**Work request:**
Output every entry exactly as written.

====

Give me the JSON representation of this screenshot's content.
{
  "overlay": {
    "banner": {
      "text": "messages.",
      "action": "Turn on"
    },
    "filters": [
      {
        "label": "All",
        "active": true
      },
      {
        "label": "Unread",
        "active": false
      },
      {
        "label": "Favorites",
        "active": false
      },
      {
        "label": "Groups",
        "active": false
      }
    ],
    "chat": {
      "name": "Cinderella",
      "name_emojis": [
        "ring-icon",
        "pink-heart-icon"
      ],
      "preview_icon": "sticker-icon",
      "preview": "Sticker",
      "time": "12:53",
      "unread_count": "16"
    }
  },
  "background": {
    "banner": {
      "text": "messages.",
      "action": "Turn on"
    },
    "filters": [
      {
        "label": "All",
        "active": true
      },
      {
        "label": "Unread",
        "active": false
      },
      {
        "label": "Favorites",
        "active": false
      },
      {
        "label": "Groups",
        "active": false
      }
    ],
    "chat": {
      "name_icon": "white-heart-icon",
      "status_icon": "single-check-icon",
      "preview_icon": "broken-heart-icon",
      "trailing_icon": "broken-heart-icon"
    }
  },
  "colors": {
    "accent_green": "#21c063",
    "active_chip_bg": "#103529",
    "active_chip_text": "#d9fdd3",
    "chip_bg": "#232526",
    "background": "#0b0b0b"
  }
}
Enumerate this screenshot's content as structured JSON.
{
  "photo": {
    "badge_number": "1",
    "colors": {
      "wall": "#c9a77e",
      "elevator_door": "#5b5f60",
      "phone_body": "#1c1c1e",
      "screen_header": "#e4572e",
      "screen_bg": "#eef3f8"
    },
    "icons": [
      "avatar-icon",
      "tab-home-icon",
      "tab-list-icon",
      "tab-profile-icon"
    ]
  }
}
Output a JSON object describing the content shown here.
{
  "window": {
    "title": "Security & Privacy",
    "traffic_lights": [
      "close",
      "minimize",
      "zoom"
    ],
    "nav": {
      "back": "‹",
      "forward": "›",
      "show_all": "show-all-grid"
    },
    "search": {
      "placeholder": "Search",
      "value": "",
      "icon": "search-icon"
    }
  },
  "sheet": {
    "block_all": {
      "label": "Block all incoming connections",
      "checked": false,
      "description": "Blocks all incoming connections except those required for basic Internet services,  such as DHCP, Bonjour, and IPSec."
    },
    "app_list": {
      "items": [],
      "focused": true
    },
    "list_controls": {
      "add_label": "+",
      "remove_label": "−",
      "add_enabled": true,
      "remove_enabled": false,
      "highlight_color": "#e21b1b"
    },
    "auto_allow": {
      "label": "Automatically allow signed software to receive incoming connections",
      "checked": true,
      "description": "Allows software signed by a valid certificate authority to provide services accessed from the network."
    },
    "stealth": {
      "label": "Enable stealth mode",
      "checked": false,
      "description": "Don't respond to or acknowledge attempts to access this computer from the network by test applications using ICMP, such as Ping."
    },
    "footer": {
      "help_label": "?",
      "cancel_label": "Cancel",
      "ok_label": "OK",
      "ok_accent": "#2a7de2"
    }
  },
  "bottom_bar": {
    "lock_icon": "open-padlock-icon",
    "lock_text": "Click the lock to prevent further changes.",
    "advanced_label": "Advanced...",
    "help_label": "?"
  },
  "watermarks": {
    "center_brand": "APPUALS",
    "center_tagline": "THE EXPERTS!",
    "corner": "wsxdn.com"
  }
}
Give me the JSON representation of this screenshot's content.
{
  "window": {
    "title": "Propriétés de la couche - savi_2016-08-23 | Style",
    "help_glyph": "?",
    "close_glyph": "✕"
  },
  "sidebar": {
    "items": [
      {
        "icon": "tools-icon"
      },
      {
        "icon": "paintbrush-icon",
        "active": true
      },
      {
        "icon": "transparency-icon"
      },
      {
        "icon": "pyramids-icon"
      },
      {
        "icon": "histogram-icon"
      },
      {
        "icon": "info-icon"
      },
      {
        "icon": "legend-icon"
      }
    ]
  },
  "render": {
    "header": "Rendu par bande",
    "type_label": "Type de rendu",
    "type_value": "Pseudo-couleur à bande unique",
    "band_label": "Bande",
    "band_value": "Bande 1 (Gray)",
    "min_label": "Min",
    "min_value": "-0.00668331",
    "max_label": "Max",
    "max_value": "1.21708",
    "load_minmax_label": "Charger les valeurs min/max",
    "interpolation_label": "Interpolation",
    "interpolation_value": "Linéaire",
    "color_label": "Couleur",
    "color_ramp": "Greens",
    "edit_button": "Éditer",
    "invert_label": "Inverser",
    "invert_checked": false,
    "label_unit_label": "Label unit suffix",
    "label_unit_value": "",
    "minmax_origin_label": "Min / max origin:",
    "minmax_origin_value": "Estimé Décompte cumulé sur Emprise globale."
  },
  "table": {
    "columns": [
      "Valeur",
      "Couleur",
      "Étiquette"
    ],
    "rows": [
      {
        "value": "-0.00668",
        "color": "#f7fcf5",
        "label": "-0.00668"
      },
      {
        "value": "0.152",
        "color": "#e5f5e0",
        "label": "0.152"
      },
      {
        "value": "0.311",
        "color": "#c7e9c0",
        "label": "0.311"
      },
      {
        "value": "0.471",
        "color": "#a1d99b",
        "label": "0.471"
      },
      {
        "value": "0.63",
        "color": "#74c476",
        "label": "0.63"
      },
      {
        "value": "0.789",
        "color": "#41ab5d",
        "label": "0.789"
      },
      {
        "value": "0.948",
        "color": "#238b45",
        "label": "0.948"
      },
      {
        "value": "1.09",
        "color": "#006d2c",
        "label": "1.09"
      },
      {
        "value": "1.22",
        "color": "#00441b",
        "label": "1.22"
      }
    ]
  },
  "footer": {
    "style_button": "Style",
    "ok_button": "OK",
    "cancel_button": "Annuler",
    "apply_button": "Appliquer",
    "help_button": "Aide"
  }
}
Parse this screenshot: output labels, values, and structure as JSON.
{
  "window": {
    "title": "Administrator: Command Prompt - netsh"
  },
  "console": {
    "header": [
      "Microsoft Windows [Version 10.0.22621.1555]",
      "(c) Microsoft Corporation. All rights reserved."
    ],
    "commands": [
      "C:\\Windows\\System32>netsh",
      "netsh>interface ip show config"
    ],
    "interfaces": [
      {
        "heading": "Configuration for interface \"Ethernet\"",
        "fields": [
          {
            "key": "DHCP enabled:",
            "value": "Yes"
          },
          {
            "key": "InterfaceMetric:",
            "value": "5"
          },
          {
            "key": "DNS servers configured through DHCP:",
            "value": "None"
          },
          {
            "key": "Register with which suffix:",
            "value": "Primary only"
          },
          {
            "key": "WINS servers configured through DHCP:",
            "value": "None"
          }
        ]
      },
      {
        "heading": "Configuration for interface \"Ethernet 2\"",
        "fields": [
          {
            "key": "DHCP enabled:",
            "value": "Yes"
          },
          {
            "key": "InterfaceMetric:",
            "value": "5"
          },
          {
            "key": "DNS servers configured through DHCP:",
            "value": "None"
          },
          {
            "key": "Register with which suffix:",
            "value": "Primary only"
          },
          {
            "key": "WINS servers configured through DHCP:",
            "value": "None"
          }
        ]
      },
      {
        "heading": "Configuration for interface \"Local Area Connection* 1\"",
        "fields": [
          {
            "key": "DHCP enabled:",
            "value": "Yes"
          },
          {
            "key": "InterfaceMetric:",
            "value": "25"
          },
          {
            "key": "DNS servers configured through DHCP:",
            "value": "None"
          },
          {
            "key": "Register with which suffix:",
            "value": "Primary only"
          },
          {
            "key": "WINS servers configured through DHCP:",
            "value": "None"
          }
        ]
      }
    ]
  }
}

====

**Output below:**
Give me the JSON representation of this screenshot's content.
{
  "overlay": {
    "banner": {
      "text": "messages.",
      "action": "Turn on"
    },
    "filters": [
      {
        "label": "All",
        "active": true
      },
      {
        "label": "Unread",
        "active": false
      },
      {
        "label": "Favorites",
        "active": false
      },
      {
        "label": "Groups",
        "active": false
      }
    ],
    "chat": {
      "name": "Cinderella",
      "name_emojis": [
        "ring-icon",
        "pink-heart-icon"
      ],
      "preview_icon": "sticker-icon",
      "preview": "Sticker",
      "time": "12:53",
      "unread_count": "16"
    }
  },
  "background": {
    "banner": {
      "text": "messages.",
      "action": "Turn on"
    },
    "filters": [
      {
        "label": "All",
        "active": true
      },
      {
        "label": "Unread",
        "active": false
      },
      {
        "label": "Favorites",
        "active": false
      },
      {
        "label": "Groups",
        "active": false
      }
    ],
    "chat": {
      "name_icon": "white-heart-icon",
      "status_icon": "single-check-icon",
      "preview_icon": "broken-heart-icon",
      "trailing_icon": "broken-heart-icon"
    }
  },
  "colors": {
    "accent_green": "#21c063",
    "active_chip_bg": "#103529",
    "active_chip_text": "#d9fdd3",
    "chip_bg": "#232526",
    "background": "#0b0b0b"
  }
}
Enumerate this screenshot's content as structured JSON.
{
  "photo": {
    "badge_number": "1",
    "colors": {
      "wall": "#c9a77e",
      "elevator_door": "#5b5f60",
      "phone_body": "#1c1c1e",
      "screen_header": "#e4572e",
      "screen_bg": "#eef3f8"
    },
    "icons": [
      "avatar-icon",
      "tab-home-icon",
      "tab-list-icon",
      "tab-profile-icon"
    ]
  }
}
Output a JSON object describing the content shown here.
{
  "window": {
    "title": "Security & Privacy",
    "traffic_lights": [
      "close",
      "minimize",
      "zoom"
    ],
    "nav": {
      "back": "‹",
      "forward": "›",
      "show_all": "show-all-grid"
    },
    "search": {
      "placeholder": "Search",
      "value": "",
      "icon": "search-icon"
    }
  },
  "sheet": {
    "block_all": {
      "label": "Block all incoming connections",
      "checked": false,
      "description": "Blocks all incoming connections except those required for basic Internet services,  such as DHCP, Bonjour, and IPSec."
    },
    "app_list": {
      "items": [],
      "focused": true
    },
    "list_controls": {
      "add_label": "+",
      "remove_label": "−",
      "add_enabled": true,
      "remove_enabled": false,
      "highlight_color": "#e21b1b"
    },
    "auto_allow": {
      "label": "Automatically allow signed software to receive incoming connections",
      "checked": true,
      "description": "Allows software signed by a valid certificate authority to provide services accessed from the network."
    },
    "stealth": {
      "label": "Enable stealth mode",
      "checked": false,
      "description": "Don't respond to or acknowledge attempts to access this computer from the network by test applications using ICMP, such as Ping."
    },
    "footer": {
      "help_label": "?",
      "cancel_label": "Cancel",
      "ok_label": "OK",
      "ok_accent": "#2a7de2"
    }
  },
  "bottom_bar": {
    "lock_icon": "open-padlock-icon",
    "lock_text": "Click the lock to prevent further changes.",
    "advanced_label": "Advanced...",
    "help_label": "?"
  },
  "watermarks": {
    "center_brand": "APPUALS",
    "center_tagline": "THE EXPERTS!",
    "corner": "wsxdn.com"
  }
}
Give me the JSON representation of this screenshot's content.
{
  "window": {
    "title": "Propriétés de la couche - savi_2016-08-23 | Style",
    "help_glyph": "?",
    "close_glyph": "✕"
  },
  "sidebar": {
    "items": [
      {
        "icon": "tools-icon"
      },
      {
        "icon": "paintbrush-icon",
        "active": true
      },
      {
        "icon": "transparency-icon"
      },
      {
        "icon": "pyramids-icon"
      },
      {
        "icon": "histogram-icon"
      },
      {
        "icon": "info-icon"
      },
      {
        "icon": "legend-icon"
      }
    ]
  },
  "render": {
    "header": "Rendu par bande",
    "type_label": "Type de rendu",
    "type_value": "Pseudo-couleur à bande unique",
    "band_label": "Bande",
    "band_value": "Bande 1 (Gray)",
    "min_label": "Min",
    "min_value": "-0.00668331",
    "max_label": "Max",
    "max_value": "1.21708",
    "load_minmax_label": "Charger les valeurs min/max",
    "interpolation_label": "Interpolation",
    "interpolation_value": "Linéaire",
    "color_label": "Couleur",
    "color_ramp": "Greens",
    "edit_button": "Éditer",
    "invert_label": "Inverser",
    "invert_checked": false,
    "label_unit_label": "Label unit suffix",
    "label_unit_value": "",
    "minmax_origin_label": "Min / max origin:",
    "minmax_origin_value": "Estimé Décompte cumulé sur Emprise globale."
  },
  "table": {
    "columns": [
      "Valeur",
      "Couleur",
      "Étiquette"
    ],
    "rows": [
      {
        "value": "-0.00668",
        "color": "#f7fcf5",
        "label": "-0.00668"
      },
      {
        "value": "0.152",
        "color": "#e5f5e0",
        "label": "0.152"
      },
      {
        "value": "0.311",
        "color": "#c7e9c0",
        "label": "0.311"
      },
      {
        "value": "0.471",
        "color": "#a1d99b",
        "label": "0.471"
      },
      {
        "value": "0.63",
        "color": "#74c476",
        "label": "0.63"
      },
      {
        "value": "0.789",
        "color": "#41ab5d",
        "label": "0.789"
      },
      {
        "value": "0.948",
        "color": "#238b45",
        "label": "0.948"
      },
      {
        "value": "1.09",
        "color": "#006d2c",
        "label": "1.09"
      },
      {
        "value": "1.22",
        "color": "#00441b",
        "label": "1.22"
      }
    ]
  },
  "footer": {
    "style_button": "Style",
    "ok_button": "OK",
    "cancel_button": "Annuler",
    "apply_button": "Appliquer",
    "help_button": "Aide"
  }
}
Parse this screenshot: output labels, values, and structure as JSON.
{
  "window": {
    "title": "Administrator: Command Prompt - netsh"
  },
  "console": {
    "header": [
      "Microsoft Windows [Version 10.0.22621.1555]",
      "(c) Microsoft Corporation. All rights reserved."
    ],
    "commands": [
      "C:\\Windows\\System32>netsh",
      "netsh>interface ip show config"
    ],
    "interfaces": [
      {
        "heading": "Configuration for interface \"Ethernet\"",
        "fields": [
          {
            "key": "DHCP enabled:",
            "value": "Yes"
          },
          {
            "key": "InterfaceMetric:",
            "value": "5"
          },
          {
            "key": "DNS servers configured through DHCP:",
            "value": "None"
          },
          {
            "key": "Register with which suffix:",
            "value": "Primary only"
          },
          {
            "key": "WINS servers configured through DHCP:",
            "value": "None"
          }
        ]
      },
      {
        "heading": "Configuration for interface \"Ethernet 2\"",
        "fields": [
          {
            "key": "DHCP enabled:",
            "value": "Yes"
          },
          {
            "key": "InterfaceMetric:",
            "value": "5"
          },
          {
            "key": "DNS servers configured through DHCP:",
            "value": "None"
          },
          {
            "key": "Register with which suffix:",
            "value": "Primary only"
          },
          {
            "key": "WINS servers configured through DHCP:",
            "value": "None"
          }
        ]
      },
      {
        "heading": "Configuration for interface \"Local Area Connection* 1\"",
        "fields": [
          {
            "key": "DHCP enabled:",
            "value": "Yes"
          },
          {
            "key": "InterfaceMetric:",
            "value": "25"
          },
          {
            "key": "DNS servers configured through DHCP:",
            "value": "None"
          },
          {
            "key": "Register with which suffix:",
            "value": "Primary only"
          },
          {
            "key": "WINS servers configured through DHCP:",
            "value": "None"
          }
        ]
      }
    ]
  }
}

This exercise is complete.